(Problem description) From the first record to the last, write out each one exactly.

(Information provided)
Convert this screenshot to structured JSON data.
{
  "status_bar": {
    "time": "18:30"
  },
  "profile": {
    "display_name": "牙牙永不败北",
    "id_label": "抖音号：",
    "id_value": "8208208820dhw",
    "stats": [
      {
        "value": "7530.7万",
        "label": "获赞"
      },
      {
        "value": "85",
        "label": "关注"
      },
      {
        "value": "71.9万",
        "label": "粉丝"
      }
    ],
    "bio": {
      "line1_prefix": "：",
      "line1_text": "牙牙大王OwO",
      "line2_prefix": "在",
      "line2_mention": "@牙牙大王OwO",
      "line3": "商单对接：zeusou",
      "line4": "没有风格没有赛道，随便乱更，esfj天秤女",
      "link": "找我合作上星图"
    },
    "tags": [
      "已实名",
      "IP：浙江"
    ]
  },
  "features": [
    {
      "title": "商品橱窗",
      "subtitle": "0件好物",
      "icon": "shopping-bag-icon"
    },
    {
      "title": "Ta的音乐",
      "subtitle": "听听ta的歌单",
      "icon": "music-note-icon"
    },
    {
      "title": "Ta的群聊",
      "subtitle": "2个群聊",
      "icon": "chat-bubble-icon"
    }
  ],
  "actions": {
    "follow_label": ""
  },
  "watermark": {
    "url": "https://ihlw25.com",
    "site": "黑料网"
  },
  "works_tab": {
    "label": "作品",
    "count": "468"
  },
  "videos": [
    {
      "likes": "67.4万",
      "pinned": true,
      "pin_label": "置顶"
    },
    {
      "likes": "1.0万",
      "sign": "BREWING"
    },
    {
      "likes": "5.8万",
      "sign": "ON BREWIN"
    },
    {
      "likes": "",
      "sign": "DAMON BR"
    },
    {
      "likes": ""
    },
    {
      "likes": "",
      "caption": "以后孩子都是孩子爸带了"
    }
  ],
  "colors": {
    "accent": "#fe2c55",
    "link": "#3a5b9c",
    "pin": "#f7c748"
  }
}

(Solution for this task)
Convert this screenshot to structured JSON data.
{
  "status_bar": {
    "time": "18:30"
  },
  "profile": {
    "display_name": "牙牙永不败北",
    "id_label": "抖音号：",
    "id_value": "8208208820dhw",
    "stats": [
      {
        "value": "7530.7万",
        "label": "获赞"
      },
      {
        "value": "85",
        "label": "关注"
      },
      {
        "value": "71.9万",
        "label": "粉丝"
      }
    ],
    "bio": {
      "line1_prefix": "：",
      "line1_text": "牙牙大王OwO",
      "line2_prefix": "在",
      "line2_mention": "@牙牙大王OwO",
      "line3": "商单对接：zeusou",
      "line4": "没有风格没有赛道，随便乱更，esfj天秤女",
      "link": "找我合作上星图"
    },
    "tags": [
      "已实名",
      "IP：浙江"
    ]
  },
  "features": [
    {
      "title": "商品橱窗",
      "subtitle": "0件好物",
      "icon": "shopping-bag-icon"
    },
    {
      "title": "Ta的音乐",
      "subtitle": "听听ta的歌单",
      "icon": "music-note-icon"
    },
    {
      "title": "Ta的群聊",
      "subtitle": "2个群聊",
      "icon": "chat-bubble-icon"
    }
  ],
  "actions": {
    "follow_label": ""
  },
  "watermark": {
    "url": "https://ihlw25.com",
    "site": "黑料网"
  },
  "works_tab": {
    "label": "作品",
    "count": "468"
  },
  "videos": [
    {
      "likes": "67.4万",
      "pinned": true,
      "pin_label": "置顶"
    },
    {
      "likes": "1.0万",
      "sign": "BREWING"
    },
    {
      "likes": "5.8万",
      "sign": "ON BREWIN"
    },
    {
      "likes": "",
      "sign": "DAMON BR"
    },
    {
      "likes": ""
    },
    {
      "likes": "",
      "caption": "以后孩子都是孩子爸带了"
    }
  ],
  "colors": {
    "accent": "#fe2c55",
    "link": "#3a5b9c",
    "pin": "#f7c748"
  }
}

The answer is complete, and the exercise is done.